Lack of Communication

                In any relationship, communication is key. If you neglect to catch up with a friend or family member for an extended period of time then you should expect that relationship to deteriorate. Your rapport with that person will suffer and you will not be in the loop with the current happenings in their life, both good and bad. This is just as true in your relationship to your financial advisor.

                If you are paying a professional to manage your investments and maintain your financial plan, it is reasonable to expect that professional to stay in touch with you. You ought to hear from your advisor throughout the year if for no other reason than a standard annual review. Better yet, your advisor contacts you with ideas and reminders to help you stay on track and learn more about investing and the markets!

                The point is, your contact with your financial advisor should not end when you sign the account application or receive your complete financial plan. The whole point of hiring an advisor is to have someone there, not only to manage your investments, but also to act as a sounding board for your ideas and a confidant when times get rough. It is pretty difficult for an advisor to do either of those things if they do not put forth the effort to maintain a relationship with you.


Product Sales

                I am always blown away when a prospective client shows us their statements and they are filled with products that they do not need and only serve to pad the “advisor’s” pockets. With the multitude of lawsuits that have occurred over this very thing, one would not think that this would still be an issue. Yet, the problem of salespeople selling unnecessary products for a big commission persists!

                You may be wondering, what do I mean by “unnecessary products”? Well, products that pay a commission, like different types of insurance policies, are often sold to clients who do not explicitly need them. Why would an advisor do that? Because often times they pay big commissions! The most commonly miss sold insurance product is the annuity. Do not get me wrong, annuities can be fantastic tools for building an income in retirement but they can also be abused to make the advisor a pretty penny. I wrote an article about the legitimate reasons to purchase an annuity, which you can find here[i] .

                The bottom line is, trust your gut. If you feel like you are being sold a product instead of a plan then you are probably correct. Like anything in life, financial tools like annuities can be abused in the interest of a salesperson rather than the client they are claiming to help. If you feel like you might be in this situation or already own a product that you can’t get out of, let us know and we will do our best to help!


I really enjoy writing these blogs and I hope to do many more! However, it can be challenging to come up with new topics to discuss every week.
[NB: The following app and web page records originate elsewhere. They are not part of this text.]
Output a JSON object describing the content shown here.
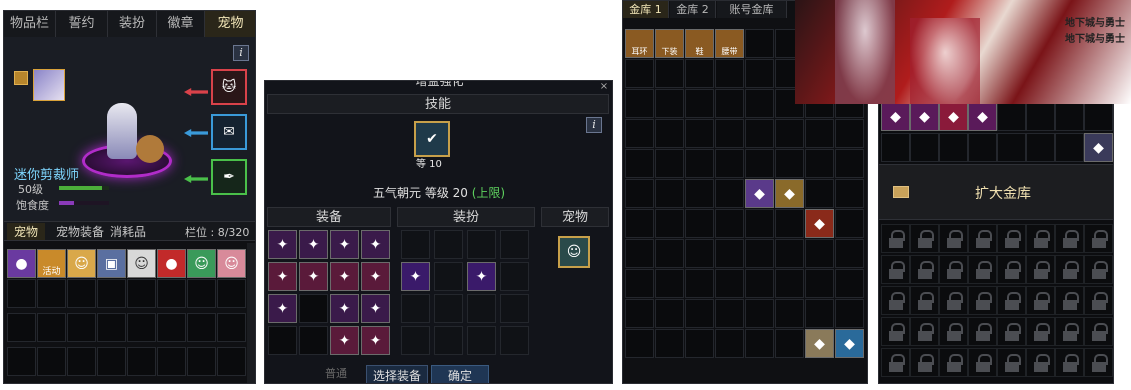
{
  "colors": {
    "panel_bg": "#0f1013",
    "tab_active": "#f2e6b8",
    "arrow_red": "#d9424a",
    "arrow_blue": "#3a9ad9",
    "arrow_green": "#4ac04a",
    "skill_green": "#5fd35f",
    "level_bar_green": "#4caf3a",
    "satiety_bar_purple": "#8a3ab9"
  },
  "pet_panel": {
    "tabs": [
      "物品栏",
      "誓约",
      "装扮",
      "徽章",
      "宠物"
    ],
    "active_tab": "宠物",
    "info_icon": "i",
    "pet_name": "迷你剪裁师",
    "level_label": "50级",
    "satiety_label": "饱食度",
    "level_progress": 0.85,
    "satiety_progress": 0.3,
    "sub_tabs": [
      "宠物",
      "宠物装备",
      "消耗品"
    ],
    "slot_label": "栏位 : 8/320",
    "items_badge": "活动"
  },
  "enhance_panel": {
    "window_title": "增益强化",
    "skill_section": "技能",
    "skill_icon_level": "等 10",
    "info_icon": "i",
    "skill_text": "五气朝元 等级 20",
    "skill_limit": "(上限)",
    "col_equip": "装备",
    "col_costume": "装扮",
    "col_pet": "宠物",
    "btn_select": "选择装备",
    "btn_confirm": "确定",
    "footer_partial": "普通"
  },
  "bank_panel": {
    "tabs": [
      "金库 1",
      "金库 2",
      "账号金库"
    ],
    "active_tab": "金库 1",
    "item_labels": [
      "耳环",
      "下装",
      "鞋",
      "腰带"
    ]
  },
  "account_panel": {
    "expand_button": "扩大金库",
    "banner_text_1": "地下城与勇士",
    "banner_text_2": "地下城与勇士"
  }
}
Which is why I would love to hear from you, my readers! Have a burning question that you want to ask? Fire away! Shoot me an email and I will do my best to answer it. Today’s song of the week is in honor of my beautiful baby girl (and Provisio’s Chief Cuteness Officer) Lucy Jo who turned a year old over the weekend! Enjoy! Song
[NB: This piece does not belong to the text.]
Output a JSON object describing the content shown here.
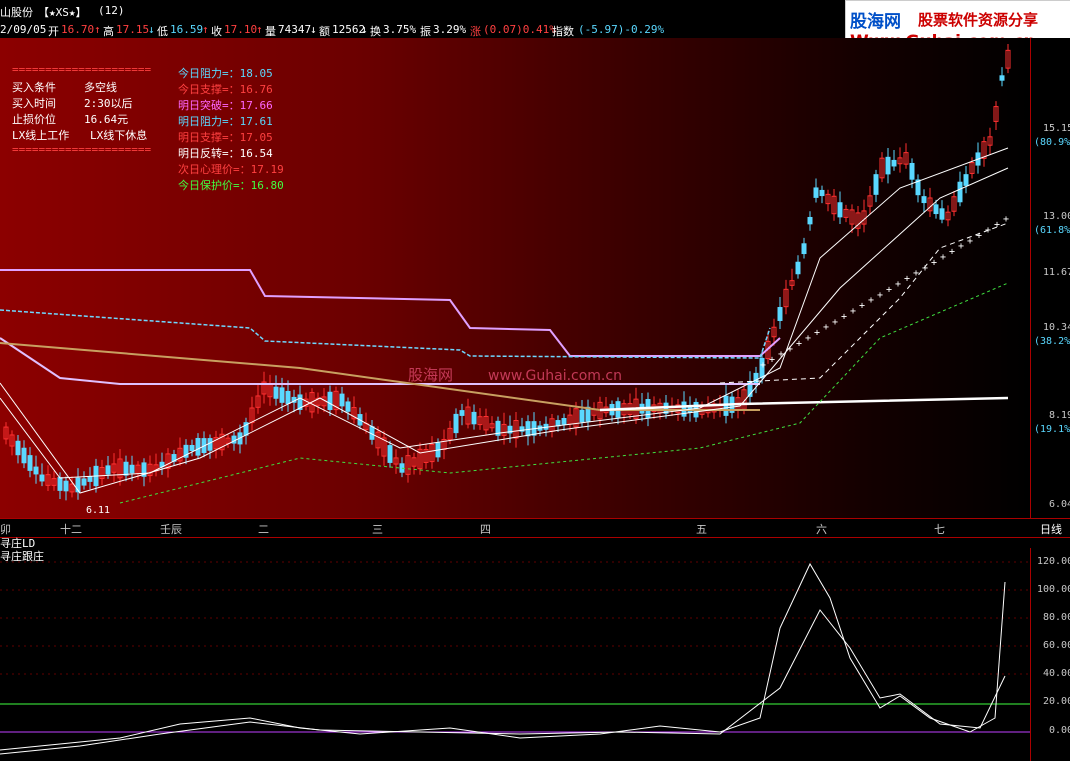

All investing involves risk including loss of principal. No strategy assures success or protects against loss. There is no guarantee that a diversified portfolio will enhance overall returns or outperform a non-diversified portfolio. Diversification does not protect against market risk. All investing involves risk including loss of principal. No strategy assures success or protects against loss. There is no guarantee that a diversified portfolio will enhance overall returns or outperform a non-diversified portfolio. Diversification does not protect against market risk. Fixed and Variable annuities are suitable for long-term investing, such as retirement investing.  Gains from tax-deferred investments are taxable as ordinary income upon withdrawal. Guarantees are based on the claims paying ability of the issuing company. Withdrawals made prior to age 59 ½ are subject to a 10% IRS penalty tax and surrender charges may apply.  Variable annuities are subject to market risk and may lose value.